And I can't help but wonder (again) how this past week in the news might have been different 10 or 15 years ago. Could it have even happened in a world without Twitter and Google and Facebook? Or would change just have happened much more slowly? Would we care about the Running of the Interns?

I thought my former editorial cartoonist colleague Andy Marlette said it well today in a column explaining one of his recent cartoons.

For all our iPhones, apps and Google-fueled modernity, there's not a scientist in the world that can calculate, quantify or classify the forces of symbolism that are swirling through the universe.

But we all feel them, don't we?

Indeed, we do. These magical little boxes in our pockets capture and share those forces of symbolism. Too often tragically. But just as often — more so, I'm sure — they're capturing the new symbolisms our kids and grandkids and great-grandkids will either come to love or learn to change. (I'm under no illusion that what I know and understand today will be the same in 30 or 40 years as my time on this rock winds down.) To me, that's all that matters. I care not one bit about which phone is more magical or revolutionary or whatever marketing-speak is aimed at our wallets. I care about what we do with these things. And, with them, what we leave behind.

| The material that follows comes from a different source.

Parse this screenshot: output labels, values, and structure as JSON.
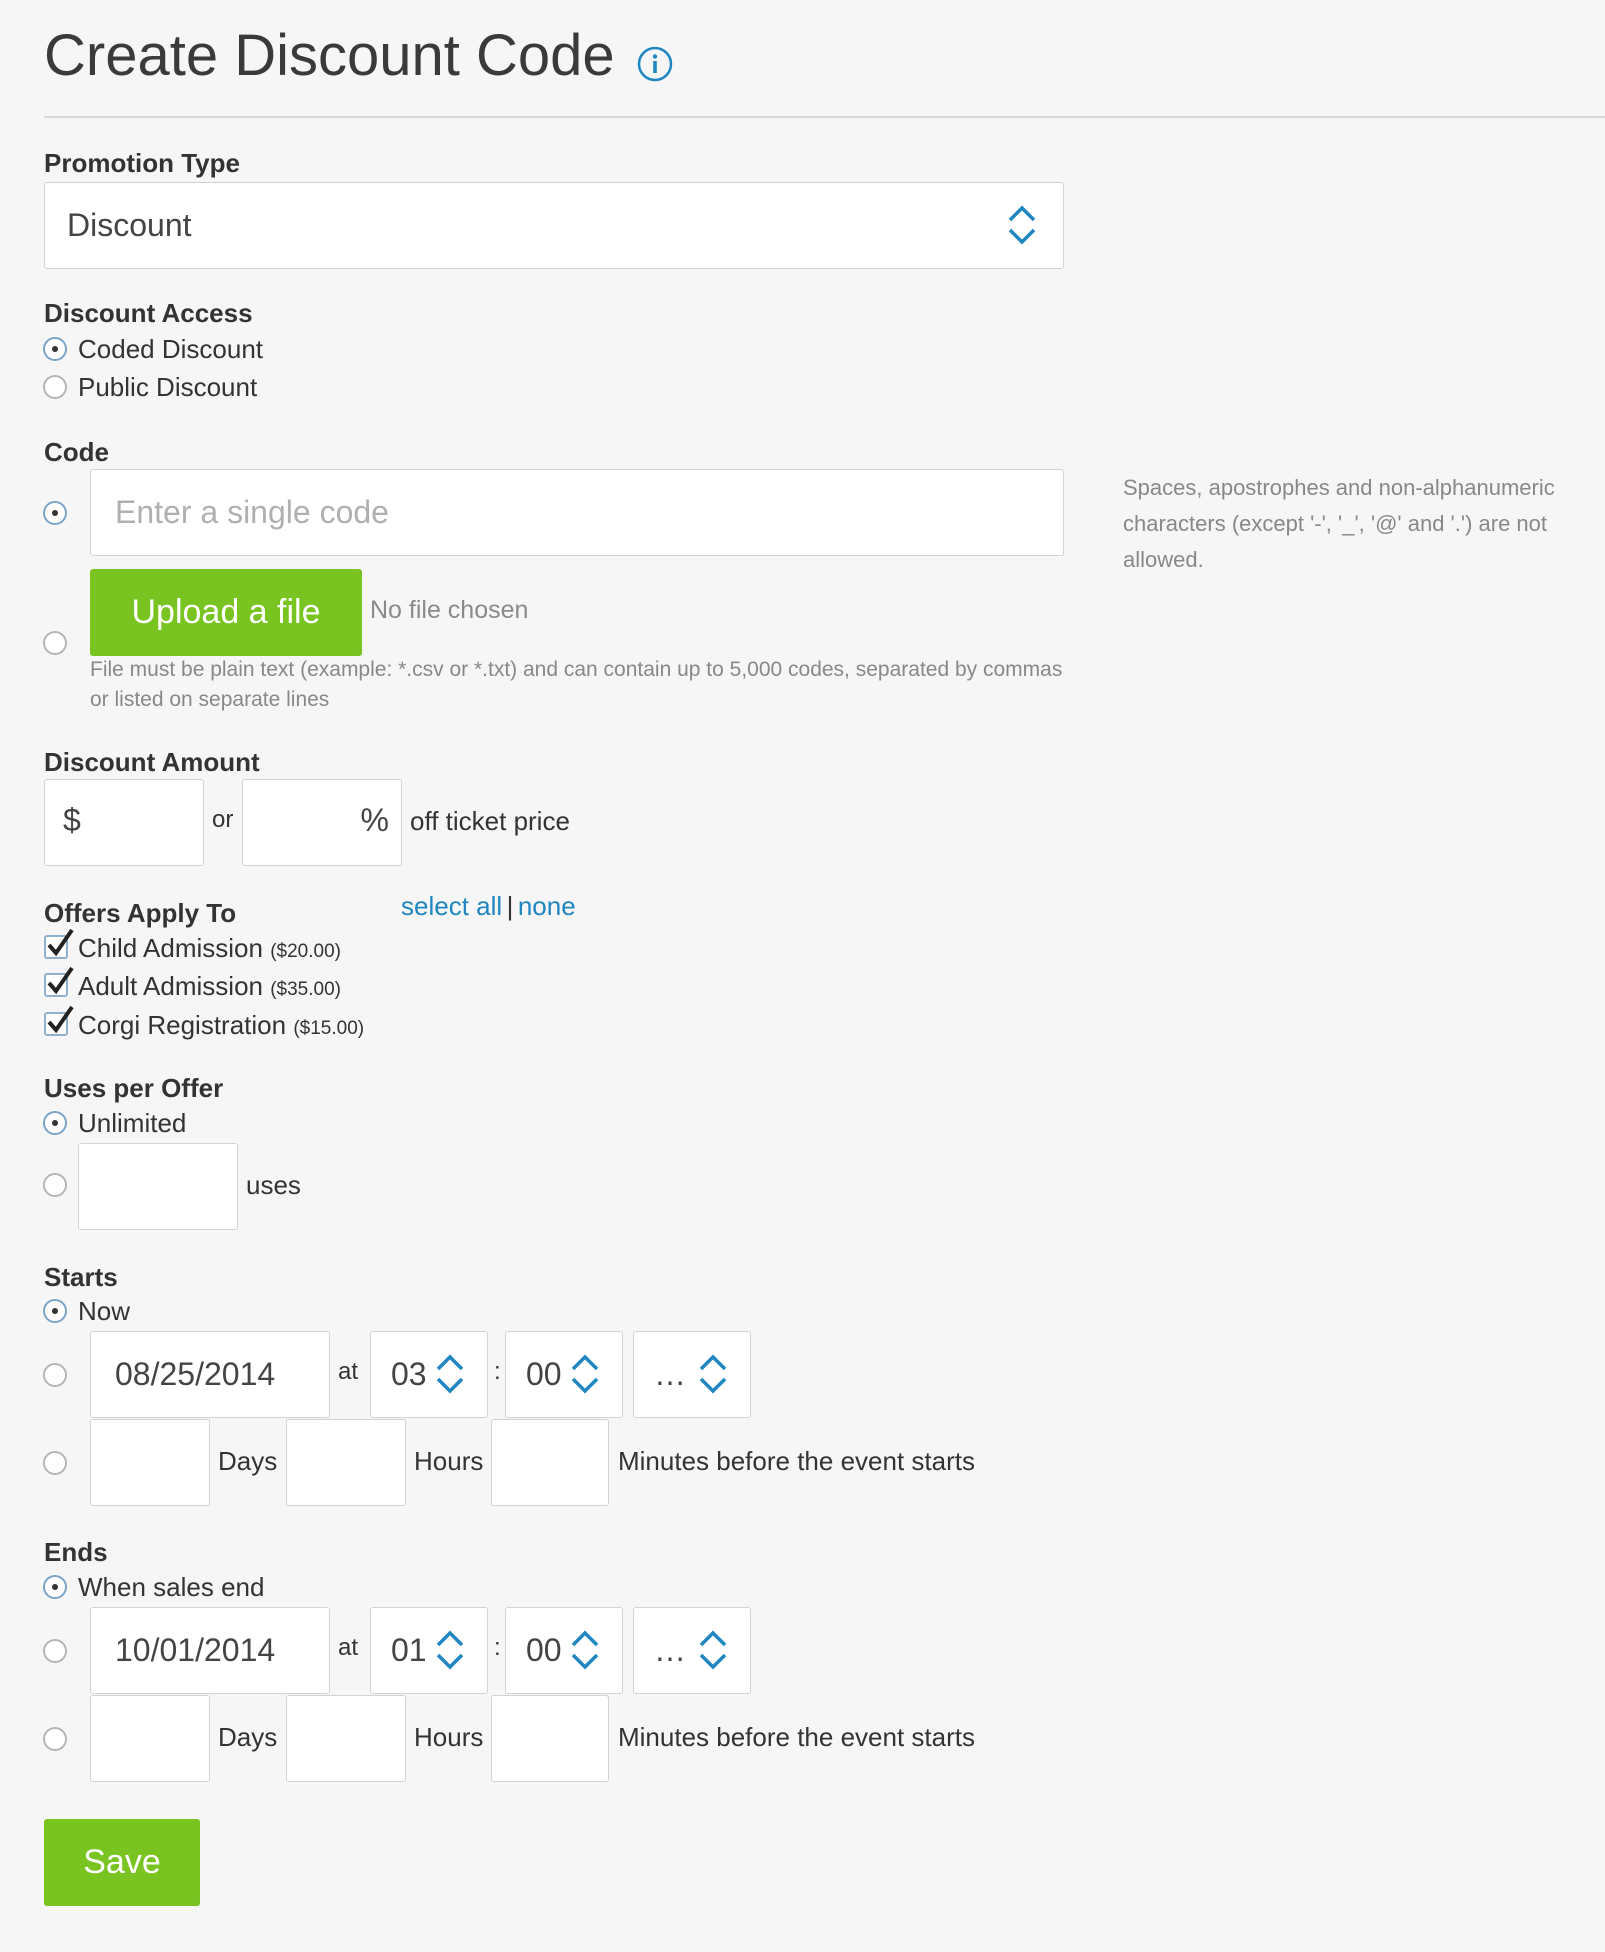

  • For all the incredible goodwill we saw Friday, we need to remember the horror experienced in Tunisia. And France. And Kuwait. We still have much work to do.
  • Speaking of symbolism, this morning I watched a Space X rocket explode. Live. To me, that's a symbol that we need more of that sort of experimentation and exploration. Not less.
  • Woe to the person who says anything at all about Taylor Swift, apparently. I'm not so cynical as to think that whole thing with her and Apple was a marketing stunt. But I just can't imagine those conversations not going on before she took to Tumblr.
  • And for as much as I agree that the music industry is broken (and that the film, TV and book industries — anything and everything publishing, really), I just care about listening to the music. It's my job to pay and enjoy. I shouldn't have to worry about which service the bands I'm listening to have better deals with.
  • I love that we're sticking our necks out a little more on what we like, and why we like it. (Or why we don't.) Me with the G4. Andrew on ... not the G4. Jerry on the Nexus 6.
  • I do think, however, that we need to be careful in how we're framing those pieces. We've got our picks that we come to editorially as a website. But that's separate from these individual pieces, and need to be presented as such.
  • But it is fun to watch how upset some folks get.
  • Oh, CNN.
  • If you only listen to one episode of Marc Maron's WTF podcast, make sure it's this one. An incredible conversation.
  • I've said it before, and I'll say it again now ... I'm really curious how future presidents and their administrations will use the Internet. I love that I can get a tweet telling me the president is going to speak, and watch it live on YouTube. That's powerful stuff.

And that's it for this week. Here's to humanity.